The U.S. Federal Reserve (Fed) already cut its benchmark lending rate to zero and made unprecedented moves to bolster liquidity as the coronavirus slammed the U.S. economy, so it is not expected to do much besides project confidence at its policy meeting this week.
Held by video conference, the gathering will lack much of the suspense of previous meetings, with analysts most interested in what the Fed and its chair Jerome Powell have to say about the future of the world's largest economy.
"He's going to basically say 'we know what we're doing,'" economist Joel Naroff said of Powell. "That doesn't mean that they've got total control, but let's face it, they were prepared, but the government wasn't."
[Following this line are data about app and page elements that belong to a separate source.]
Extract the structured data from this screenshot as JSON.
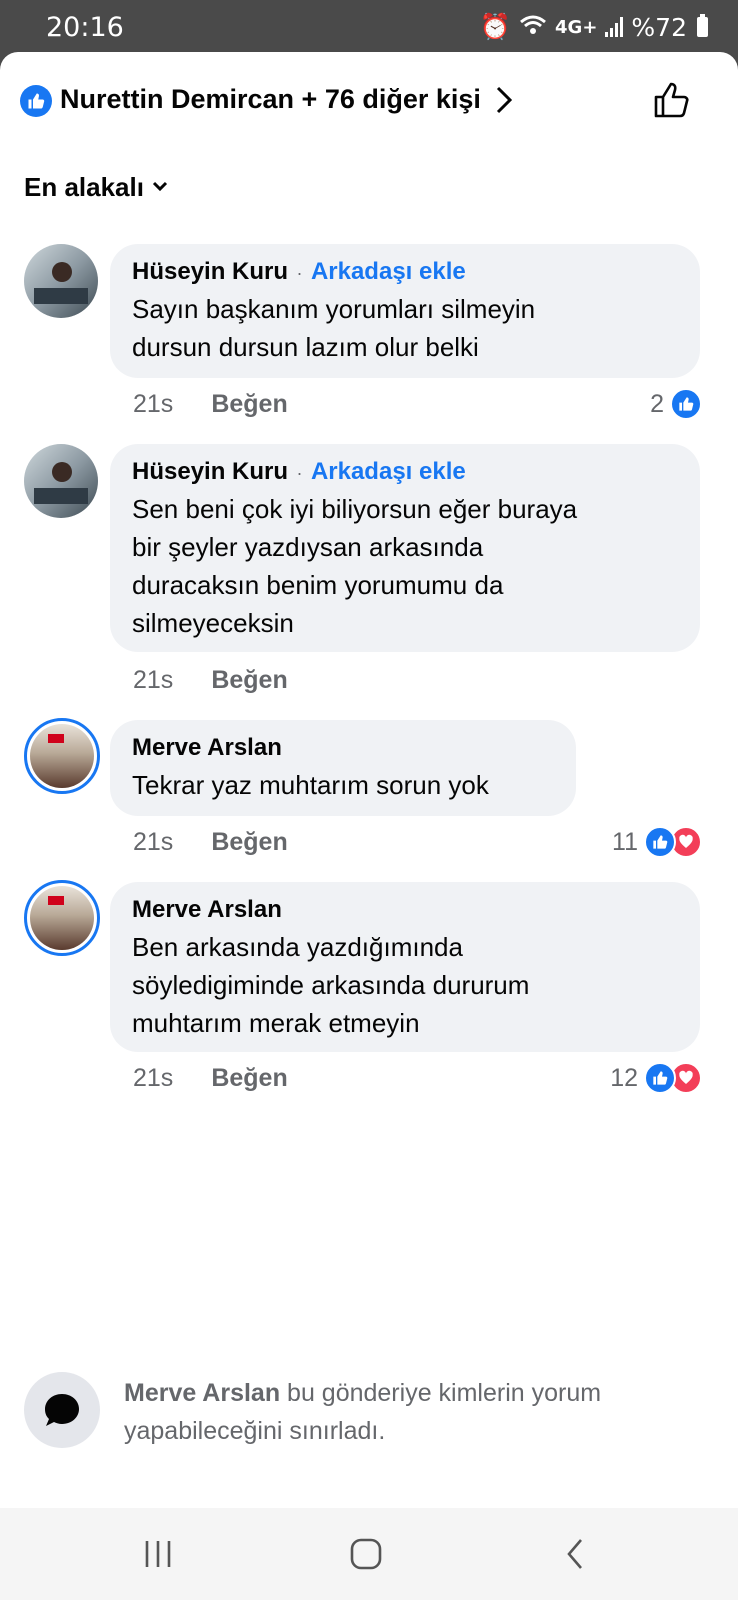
{
  "status_bar": {
    "time": "20:16",
    "network_label": "4G+",
    "battery": "%72"
  },
  "header": {
    "title": "Nurettin Demircan + 76 diğer kişi",
    "icons": [
      "like-badge-icon",
      "chevron-right-icon",
      "thumbs-up-outline-icon"
    ]
  },
  "sort": {
    "label": "En alakalı"
  },
  "comments": [
    {
      "author": "Hüseyin Kuru",
      "action": "Arkadaşı ekle",
      "lines": [
        "Sayın başkanım yorumları silmeyin",
        "dursun dursun lazım olur belki"
      ],
      "time": "21s",
      "like_label": "Beğen",
      "reaction_count": "2",
      "reactions": [
        "like"
      ]
    },
    {
      "author": "Hüseyin Kuru",
      "action": "Arkadaşı ekle",
      "lines": [
        "Sen beni çok iyi biliyorsun eğer buraya",
        "bir şeyler yazdıysan arkasında",
        "duracaksın benim yorumumu da",
        "silmeyeceksin"
      ],
      "time": "21s",
      "like_label": "Beğen",
      "reaction_count": "",
      "reactions": []
    },
    {
      "author": "Merve Arslan",
      "action": "",
      "lines": [
        "Tekrar yaz muhtarım sorun yok"
      ],
      "time": "21s",
      "like_label": "Beğen",
      "reaction_count": "11",
      "reactions": [
        "like",
        "love"
      ]
    },
    {
      "author": "Merve Arslan",
      "action": "",
      "lines": [
        "Ben arkasında yazdığımında",
        "söyledigiminde arkasında dururum",
        "muhtarım merak etmeyin"
      ],
      "time": "21s",
      "like_label": "Beğen",
      "reaction_count": "12",
      "reactions": [
        "like",
        "love"
      ]
    }
  ],
  "notice": {
    "name": "Merve Arslan",
    "text": " bu gönderiye kimlerin yorum yapabileceğini sınırladı."
  },
  "colors": {
    "brand_blue": "#1877f2",
    "love_red": "#f33e58",
    "bubble_bg": "#f0f2f5",
    "secondary_text": "#65676b"
  }
}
As the coronavirus pandemic's potential for economic destruction became clear in March, the central bank twice held emergency meetings to cut the rate, ultimately dropping it to the 0-0.25% range, back to where it was during the global financial crisis in 2008.
And even before businesses shut down nationwide to stop the spread of the virus, the Fed rolled out trillions of dollars in new credit lines to keep the financial system from locking up as the economy fell off a cliff.
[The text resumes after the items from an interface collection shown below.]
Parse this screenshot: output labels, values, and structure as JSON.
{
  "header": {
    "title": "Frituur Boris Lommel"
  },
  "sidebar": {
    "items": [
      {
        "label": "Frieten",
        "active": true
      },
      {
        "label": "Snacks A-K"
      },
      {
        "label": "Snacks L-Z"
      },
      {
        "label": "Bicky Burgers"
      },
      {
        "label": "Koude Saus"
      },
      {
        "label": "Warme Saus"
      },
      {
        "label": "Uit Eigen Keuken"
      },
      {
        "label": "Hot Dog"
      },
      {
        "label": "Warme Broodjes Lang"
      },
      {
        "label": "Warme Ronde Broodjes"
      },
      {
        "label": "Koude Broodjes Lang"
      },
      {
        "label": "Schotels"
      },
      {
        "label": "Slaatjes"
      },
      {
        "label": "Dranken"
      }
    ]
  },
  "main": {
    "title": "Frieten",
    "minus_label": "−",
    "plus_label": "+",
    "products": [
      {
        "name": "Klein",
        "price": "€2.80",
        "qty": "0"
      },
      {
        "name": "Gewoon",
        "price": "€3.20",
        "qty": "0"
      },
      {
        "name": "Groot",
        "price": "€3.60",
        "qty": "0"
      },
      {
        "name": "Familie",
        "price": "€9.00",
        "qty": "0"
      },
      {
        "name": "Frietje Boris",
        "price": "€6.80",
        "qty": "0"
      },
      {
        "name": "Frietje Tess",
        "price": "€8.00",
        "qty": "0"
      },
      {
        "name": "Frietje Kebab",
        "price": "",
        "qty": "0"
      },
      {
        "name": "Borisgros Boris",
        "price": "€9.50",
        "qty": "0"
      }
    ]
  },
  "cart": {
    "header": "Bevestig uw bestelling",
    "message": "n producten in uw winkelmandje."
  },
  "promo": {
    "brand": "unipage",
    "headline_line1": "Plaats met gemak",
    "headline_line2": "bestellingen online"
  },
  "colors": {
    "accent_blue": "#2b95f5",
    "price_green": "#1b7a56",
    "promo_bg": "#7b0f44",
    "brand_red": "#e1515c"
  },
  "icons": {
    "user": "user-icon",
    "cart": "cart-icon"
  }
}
The two-day meeting of the rate-setting Federal Open Market Committee (FOMC), starting Tuesday, will be the first scheduled meeting since unemployment filings surged past 26 million and key indicators of economic health plummeted.
But the FOMC has limited power to address those issues, and analysts say the central bank already has done much of what it can.
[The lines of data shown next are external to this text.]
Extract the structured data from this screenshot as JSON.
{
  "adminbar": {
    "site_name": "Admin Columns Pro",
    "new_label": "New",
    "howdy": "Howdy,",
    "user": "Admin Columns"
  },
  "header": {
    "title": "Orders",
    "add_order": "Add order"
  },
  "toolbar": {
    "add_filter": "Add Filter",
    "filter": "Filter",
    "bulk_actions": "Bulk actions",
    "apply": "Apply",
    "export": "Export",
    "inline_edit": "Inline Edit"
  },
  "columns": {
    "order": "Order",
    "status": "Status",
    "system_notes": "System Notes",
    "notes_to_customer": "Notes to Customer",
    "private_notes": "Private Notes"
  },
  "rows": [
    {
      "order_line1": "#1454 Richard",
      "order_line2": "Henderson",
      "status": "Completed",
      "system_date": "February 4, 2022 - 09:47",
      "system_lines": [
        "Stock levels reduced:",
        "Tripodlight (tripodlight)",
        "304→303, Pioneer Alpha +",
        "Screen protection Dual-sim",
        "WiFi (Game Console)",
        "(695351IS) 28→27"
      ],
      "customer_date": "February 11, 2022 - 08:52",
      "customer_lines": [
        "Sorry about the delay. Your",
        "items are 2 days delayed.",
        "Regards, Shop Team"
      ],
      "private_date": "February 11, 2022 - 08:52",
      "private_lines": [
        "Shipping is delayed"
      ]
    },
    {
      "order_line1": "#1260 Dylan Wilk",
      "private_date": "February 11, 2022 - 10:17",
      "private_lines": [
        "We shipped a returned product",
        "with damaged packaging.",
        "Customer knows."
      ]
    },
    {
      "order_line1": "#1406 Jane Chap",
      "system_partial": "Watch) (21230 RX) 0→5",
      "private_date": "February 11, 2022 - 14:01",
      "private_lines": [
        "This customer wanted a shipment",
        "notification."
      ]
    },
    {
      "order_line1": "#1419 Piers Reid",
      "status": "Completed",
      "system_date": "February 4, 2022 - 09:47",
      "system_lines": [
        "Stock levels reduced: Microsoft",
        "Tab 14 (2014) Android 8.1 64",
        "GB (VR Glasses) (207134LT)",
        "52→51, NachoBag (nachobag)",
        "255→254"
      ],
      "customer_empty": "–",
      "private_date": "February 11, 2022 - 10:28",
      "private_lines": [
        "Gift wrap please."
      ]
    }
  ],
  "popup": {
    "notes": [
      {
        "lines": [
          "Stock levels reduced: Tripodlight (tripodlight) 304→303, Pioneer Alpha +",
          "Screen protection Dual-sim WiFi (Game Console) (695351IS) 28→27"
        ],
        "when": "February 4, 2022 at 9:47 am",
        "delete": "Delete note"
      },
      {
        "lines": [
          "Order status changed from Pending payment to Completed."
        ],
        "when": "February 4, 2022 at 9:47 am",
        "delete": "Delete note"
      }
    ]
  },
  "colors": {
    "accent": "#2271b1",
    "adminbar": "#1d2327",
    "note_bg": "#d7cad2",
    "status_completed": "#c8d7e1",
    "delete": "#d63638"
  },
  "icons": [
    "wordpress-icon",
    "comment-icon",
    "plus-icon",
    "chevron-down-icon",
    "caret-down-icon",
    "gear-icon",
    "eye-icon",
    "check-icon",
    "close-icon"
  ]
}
"My best guess is it's going to be a rather uneventful meeting," chief US economist at JP Morgan Michael Feroli told AFP.
The pandemic has sickened upwards of 866,000 people in the U.S. and killed more than 50,000 as of Friday, with the economic damage spread across most sectors of the economy including retail sales and manufacturing, which data shows contracting at rates not seen in decades.
The Fed followed up its rate cuts with a host of liquidity measures, including unlimited purchases of U.S. Treasury and mortgage debt, as well as lending to companies and municipalities and easing of bank regulations.
The aim was to keep the U.S. financial system from freezing up, and it appears to have worked thus far, with few signs of the banking sector chaos that occurred during the downturn 12 years ago.
Feroli said the meeting will be more about soothing frayed nerves through its communications than announcing measures like further liquidity injections.
"The statement has to be, we're here, we're committed to doing anything we can," he said.
No new tools
Powell has hammered home that message and likely will repeat it again at his press conference on Wednesday after the meeting concludes.
He has said the economic comeback "can be robust" once the virus is tamed, but the Fed's most recent "beige book" survey showed the pain may yet continue.
As far as interest rates, the central bank has nowhere to go but negative, and Naroff says there is no chance of that. Nor will it consider raising rates any time soon, even when lockdowns are lifted.
"The Fed's not going to do anything when things are open until they see three to six months of consistent growth," Naroff said. "Could we go longer than another year? The answer is yes."
Instead, he expects the central bank to be eyeing the resiliency of financial institutions, particularly when it comes to loan losses that could become more common if the crisis doesn't ease.
"Right now, they're going over all the things that could potentially happen going forward," he said.